The following week, a French Embassy office in New York scrapped a party in honor of author Carmen Callil after complaints that she equated Jewish suffering under France’s Vichy government with Israel’s treatment of the Palestinians.
In those cases, questions raised by Jewish opponents led the hosts to cancel the events. But at Brown, the decision was taken by Jewish students themselves, apparently out of concern that the speaker could harm Muslim-Jewish dialogue.
Darwish denied that she was controversial, and her Brown supporters say they carefully vetted her writings to ensure there was nothing inflammatory.
“I never speak against the Koran, I speak against terrorism,” Darwish said. “Books don’t commit terrorism, people do.”
She has had only one other speaking engagement canceled because of fears of controversy, said Darwish, who claims there’s a concerted campaign of intimidation aimed at Muslims who speak out about their own culture.
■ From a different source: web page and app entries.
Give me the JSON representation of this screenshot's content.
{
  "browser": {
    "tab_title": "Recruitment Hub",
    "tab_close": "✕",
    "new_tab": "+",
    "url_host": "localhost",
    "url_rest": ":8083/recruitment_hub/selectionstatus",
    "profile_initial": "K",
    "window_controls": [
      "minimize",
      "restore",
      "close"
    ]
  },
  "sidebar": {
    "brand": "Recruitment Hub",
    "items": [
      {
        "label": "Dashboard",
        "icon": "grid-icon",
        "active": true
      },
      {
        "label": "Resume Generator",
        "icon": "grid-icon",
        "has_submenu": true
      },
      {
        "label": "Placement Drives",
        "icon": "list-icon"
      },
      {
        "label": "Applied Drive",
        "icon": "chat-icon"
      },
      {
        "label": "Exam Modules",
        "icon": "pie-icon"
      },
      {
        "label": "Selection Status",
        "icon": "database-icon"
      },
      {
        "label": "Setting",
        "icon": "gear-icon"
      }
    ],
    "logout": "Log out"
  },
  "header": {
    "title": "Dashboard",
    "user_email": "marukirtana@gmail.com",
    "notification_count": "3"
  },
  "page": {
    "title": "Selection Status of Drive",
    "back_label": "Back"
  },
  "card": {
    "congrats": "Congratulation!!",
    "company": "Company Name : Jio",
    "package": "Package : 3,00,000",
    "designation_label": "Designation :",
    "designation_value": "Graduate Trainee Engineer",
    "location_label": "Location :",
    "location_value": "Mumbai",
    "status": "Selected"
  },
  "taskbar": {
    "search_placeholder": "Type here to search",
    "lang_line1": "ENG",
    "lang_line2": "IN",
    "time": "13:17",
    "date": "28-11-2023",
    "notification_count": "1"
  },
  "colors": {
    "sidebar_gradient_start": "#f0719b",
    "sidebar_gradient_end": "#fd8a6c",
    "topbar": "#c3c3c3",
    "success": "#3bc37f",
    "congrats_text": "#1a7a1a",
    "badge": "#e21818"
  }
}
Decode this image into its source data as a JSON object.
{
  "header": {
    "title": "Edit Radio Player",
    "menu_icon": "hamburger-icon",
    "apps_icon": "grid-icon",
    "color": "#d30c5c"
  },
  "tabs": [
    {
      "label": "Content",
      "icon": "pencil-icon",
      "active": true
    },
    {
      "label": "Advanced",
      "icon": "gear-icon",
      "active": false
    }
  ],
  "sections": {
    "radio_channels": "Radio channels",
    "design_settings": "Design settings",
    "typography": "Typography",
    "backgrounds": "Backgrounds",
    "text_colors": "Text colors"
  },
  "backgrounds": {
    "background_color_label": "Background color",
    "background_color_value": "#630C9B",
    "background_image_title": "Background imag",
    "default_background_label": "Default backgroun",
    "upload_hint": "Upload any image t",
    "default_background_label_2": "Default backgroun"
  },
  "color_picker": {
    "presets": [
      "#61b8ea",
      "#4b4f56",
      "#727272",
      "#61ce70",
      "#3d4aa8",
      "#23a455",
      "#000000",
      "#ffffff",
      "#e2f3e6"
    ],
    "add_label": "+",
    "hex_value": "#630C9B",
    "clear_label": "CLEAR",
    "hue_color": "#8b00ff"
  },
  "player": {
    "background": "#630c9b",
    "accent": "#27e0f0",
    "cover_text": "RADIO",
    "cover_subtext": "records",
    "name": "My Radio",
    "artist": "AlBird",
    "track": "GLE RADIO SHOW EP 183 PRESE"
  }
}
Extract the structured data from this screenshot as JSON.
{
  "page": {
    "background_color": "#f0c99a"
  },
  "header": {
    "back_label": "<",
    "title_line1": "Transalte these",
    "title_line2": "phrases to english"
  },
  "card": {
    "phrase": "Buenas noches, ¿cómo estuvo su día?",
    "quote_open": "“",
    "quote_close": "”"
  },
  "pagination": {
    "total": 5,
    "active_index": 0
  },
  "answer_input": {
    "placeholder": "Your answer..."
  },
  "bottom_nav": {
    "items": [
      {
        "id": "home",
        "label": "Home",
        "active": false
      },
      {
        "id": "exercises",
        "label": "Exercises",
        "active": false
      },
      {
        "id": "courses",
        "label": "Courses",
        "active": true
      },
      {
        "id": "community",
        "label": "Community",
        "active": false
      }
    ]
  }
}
“Any Arab who speaks differently from the status quo is immediately just branded as traitor, and they want to shut us up,” she told JTA. “We left the Middle East thinking we’re coming to America, our freedom of speech is protected. And then the radicals follow us here and shut us up.”
Bedine insists he wanted Darwish’s talk to be constructive. But others say the sensitivity argument is being carried too far — and often is applied in only one direction. Bedine says he wouldn’t have dreamed of asking Muslim students to cancel speakers at Palestinian Solidarity Week, though Jewish students found some of them controversial.
“We’re here to be challenged and hear the full spectrum of views,” Bedine said. “In free speech, toes get stepped on.”
The Archive of the Jewish Telegraphic Agency includes articles published from 1923 to 2008. Archive stories reflect the journalistic standards and practices of the time they were published.